Saturday, July 28, 2012

Exploding Heads

In her blog post Copyright Laws and Why My Head May Explode, "jediane9," after reading about Roni Loren's financial settlement with an unnamed photographer for displaying his photo on her blog without permission, bemoans "copyright trolls."
Larger companies actually hire people called “infringement trolls” to scope the web looking for photos used without permission. And really, all those infringement trolls have to do is go to Pinterest, because that site is about 99% copyright infringement.
It's always the same arguments. Victims of copyright infringement are vilified; they're supposed to be nice, and write a polite note asking for the infringing material to be removed. Infringers don't understand that the majority of photographers/artists will, in fact, rarely experience the need to go beyond a polite request or a DMCA take-down directly to the web host. Once the search for copyright infringements and serving of take-down notices becomes an onerous, repetitive and time-consuming task taking too much away from their creative efforts, they will start thinking of using the citizen speed trap that copyright laws allow them to use. That is, ask for cash compensation.
But if you post a photo of something you like, even go so far as to credit and link to the original source, how is that a bad thing? You’re not gaining anything from it, and I don’t think (re: I’m totally not sure) the artist is losing anything from it. If anything you’re helping promote their art, right?
Here we go. The "it's non-commercial use!" - "artists aren't losing!" - "but I gave proper credit!" and "it's great promotion!" mashed together in one paragraph.
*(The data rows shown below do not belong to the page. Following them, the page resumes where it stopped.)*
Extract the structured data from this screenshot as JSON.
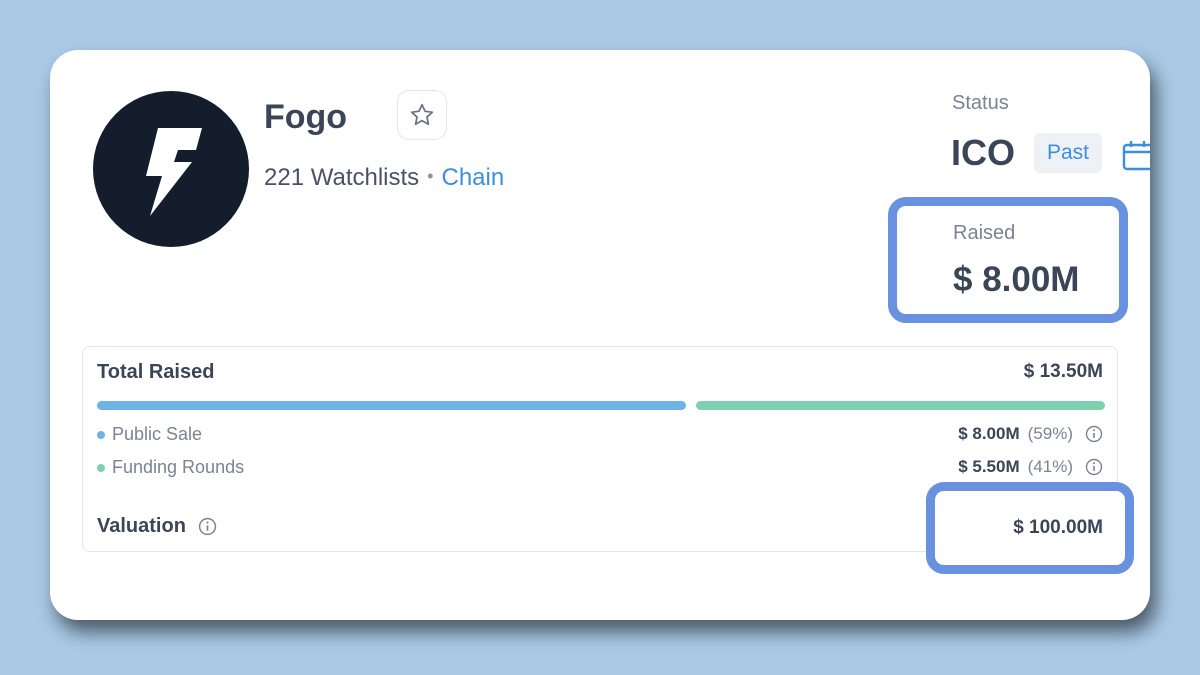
{
  "project": {
    "name": "Fogo",
    "watchlists": "221 Watchlists",
    "separator": "•",
    "category_link": "Chain",
    "logo_icon": "lightning-bolt-icon"
  },
  "status": {
    "label": "Status",
    "value": "ICO",
    "badge": "Past"
  },
  "raised": {
    "label": "Raised",
    "value": "$ 8.00M"
  },
  "funding": {
    "total_label": "Total Raised",
    "total_value": "$ 13.50M",
    "segments": [
      {
        "name": "Public Sale",
        "amount": "$ 8.00M",
        "percent": "(59%)",
        "share": 0.59,
        "color": "#6cb4e8"
      },
      {
        "name": "Funding Rounds",
        "amount": "$ 5.50M",
        "percent": "(41%)",
        "share": 0.41,
        "color": "#7fd0ae"
      }
    ],
    "valuation_label": "Valuation",
    "valuation_value": "$ 100.00M"
  },
  "colors": {
    "accent": "#3b8ee0",
    "highlight_border": "#6892e0",
    "background": "#a9c9e6"
  }
}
This exemplifies what people just don't get. It embodies the four tenets of copyright-ignorance that Pinterest is exploiting. It may be done routinely, but it's never morally right to exploit ignorance, especially not to the extent that Pinterest does.
But in all honestly, bloggers and reviewers like me only have good intentions when we post something that “belongs” to someone else.
Thoese "good intentions" come directly from the deep well of ignorance about how artists monetize their work. The road to a lawsuit and a cash settlement is paved with such good intentions.
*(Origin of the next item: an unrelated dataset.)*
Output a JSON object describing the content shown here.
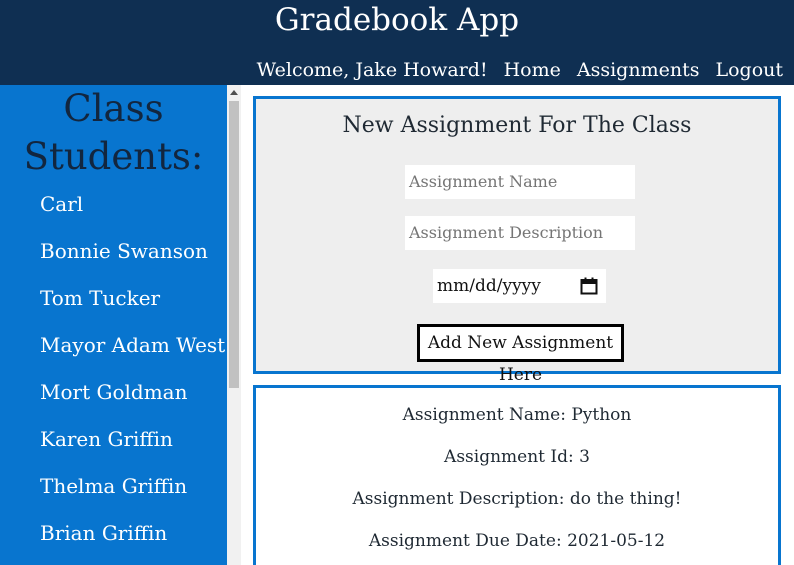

1 comment:

Cindy Schnackel said...

I agree that the "but I'm doing you a favor," excuse is based in ignorance. When most creators allow this kind of use, no doubt the person infringing goes on believing it's legal. But creative types cannot spend all day hunting down infringements and sending polite notes and/or DMCA takedowns. I understand the need, and the logic, in turning over that task to a service. Sometimes the service doesn't operate w/the same discretion the creator might. E.g., I have let it go when people are JUST sharing...meaning they use only a thumbnail, credit and link to me, are not using it in a way I object to, and are not removing or altering ownership of it. That's a basic thing, I have to evaluate all uses I find, individually. That's what services don't do; evaluate on an individual basis. But I can tell you I send a takedown any time I find my work on Pinterest. And for all the many reasons stated here and elsewhere.